But instead of teaching management, Oster will now practice it.
Although Oster possesses administrative experience — she served as associate dean of SOM from 1992 to 1994 — her new role will add further responsibilities to her former schedule.
Management and marketing professor Ravi Dhar, who served with Oster on the search committee that picked Podolny to lead the school, said Oster will face a steep learning curve for at least the first few months. Faculty members — even those with Oster’s experience — rarely deal with administrative duties such as admissions or career placement, Dhar explained.
But Oster said she was undaunted by the task.
“I told Rick Levin when he asked me to do this job that I planned to finish it up, nail it down, make it run like a Japanese train and take all the credit for it,” Oster said — the last part in jest — to the SOM community at a town hall meeting last Wednesday.
Marketing professor Subrata Sen said Oster’s broad academic knowledge will prove essential to the execution of the deanship.

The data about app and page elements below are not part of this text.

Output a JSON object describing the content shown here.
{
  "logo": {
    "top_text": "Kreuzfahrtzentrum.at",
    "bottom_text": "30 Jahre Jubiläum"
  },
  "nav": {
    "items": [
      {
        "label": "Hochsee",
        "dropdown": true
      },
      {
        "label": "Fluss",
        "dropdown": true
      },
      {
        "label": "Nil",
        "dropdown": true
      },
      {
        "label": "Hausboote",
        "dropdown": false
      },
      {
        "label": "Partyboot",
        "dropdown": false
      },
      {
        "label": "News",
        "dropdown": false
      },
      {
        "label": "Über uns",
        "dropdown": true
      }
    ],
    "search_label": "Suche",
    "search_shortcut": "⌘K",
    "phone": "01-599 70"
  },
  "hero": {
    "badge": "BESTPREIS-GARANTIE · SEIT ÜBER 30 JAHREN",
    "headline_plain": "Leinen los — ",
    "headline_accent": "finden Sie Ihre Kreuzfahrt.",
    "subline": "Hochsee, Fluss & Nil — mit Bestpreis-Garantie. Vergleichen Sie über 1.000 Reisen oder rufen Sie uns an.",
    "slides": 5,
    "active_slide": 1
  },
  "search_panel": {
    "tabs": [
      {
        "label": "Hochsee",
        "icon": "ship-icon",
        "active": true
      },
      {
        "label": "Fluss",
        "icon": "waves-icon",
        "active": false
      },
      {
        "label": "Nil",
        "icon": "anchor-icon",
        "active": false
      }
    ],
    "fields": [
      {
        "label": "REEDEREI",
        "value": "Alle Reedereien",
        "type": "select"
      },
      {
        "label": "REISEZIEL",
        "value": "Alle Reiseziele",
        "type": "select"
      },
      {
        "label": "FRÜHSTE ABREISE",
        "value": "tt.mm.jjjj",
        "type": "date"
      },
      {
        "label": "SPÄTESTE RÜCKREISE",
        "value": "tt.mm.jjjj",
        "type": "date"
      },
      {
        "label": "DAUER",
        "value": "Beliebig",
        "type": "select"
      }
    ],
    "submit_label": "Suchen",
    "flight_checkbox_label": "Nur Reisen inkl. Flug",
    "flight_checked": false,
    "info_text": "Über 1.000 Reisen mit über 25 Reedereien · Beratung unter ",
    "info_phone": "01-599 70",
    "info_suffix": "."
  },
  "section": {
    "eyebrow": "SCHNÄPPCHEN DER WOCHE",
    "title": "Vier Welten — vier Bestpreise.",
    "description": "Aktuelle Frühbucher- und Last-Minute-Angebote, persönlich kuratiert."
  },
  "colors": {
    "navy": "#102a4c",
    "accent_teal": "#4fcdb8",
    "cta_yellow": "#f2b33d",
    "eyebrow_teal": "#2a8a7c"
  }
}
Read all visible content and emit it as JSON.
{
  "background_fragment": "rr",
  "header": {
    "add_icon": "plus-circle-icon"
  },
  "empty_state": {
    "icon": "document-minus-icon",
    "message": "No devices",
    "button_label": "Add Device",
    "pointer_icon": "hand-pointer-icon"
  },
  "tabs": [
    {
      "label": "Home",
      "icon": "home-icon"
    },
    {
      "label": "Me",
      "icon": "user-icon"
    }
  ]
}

“As dean, you need to know all the different areas of expertise in the school,” Sen said. “And she understands what management education is all about.”
“If you look around, it’s clear that Sharon is the right person to close the deal,” echoed Judith Chevalier ’89, deputy provost for faculty development and a economics professor at SOM for the past eight years.
Dhar also praised Oster’s ability to quickly integrate different viewpoints, adding that those skills could serve her well as SOM expands beyond its traditional focus on the school’s MBA program.
Finance professor William Goetzmann ’78 SOM ’86 GRAD ’90, a former student of Oster and now her colleague, spoke highly of her classroom presence.
“I know her as an inspiring teacher, as one of the greatest teachers at SOM,” Goetzmann said.
When Podolny resigned last Wednesday from the deanship to become vice president and dean of Apple University, President Levin handpicked Oster to serve out the remainder of Podolny’s term, which will expire in 2010. During Podolny’s 3 1/2 years at the helm of SOM, he spearheaded the overhaul of SOM’s curriculum, which coincided with SOM’s resurgence in the business school rankings.
Oster played a crucial role in the development of the new interdisciplinary curriculum, Goetzmann said. Before the curriculum’s launch in 2006, Oster developed and led teaching of the final course for first-year students, “Integrated Leadership Perspectives,” which tied together all prior instruction in the new core curriculum. Oster also taught the “Competitor” section of the “Organizational Perspectives” module of the curriculum.
Today, Oster also directs both SOM’s Program on Social Enterprise and its Program on Non-Profit Organizations. Feinstein said Oster’s leadership proves her commitment to promoting a sense of social obligation among SOM’s students.
Instilling a notion of social responsibility in its graduates has long been a hallmark of SOM’s educational philosophy.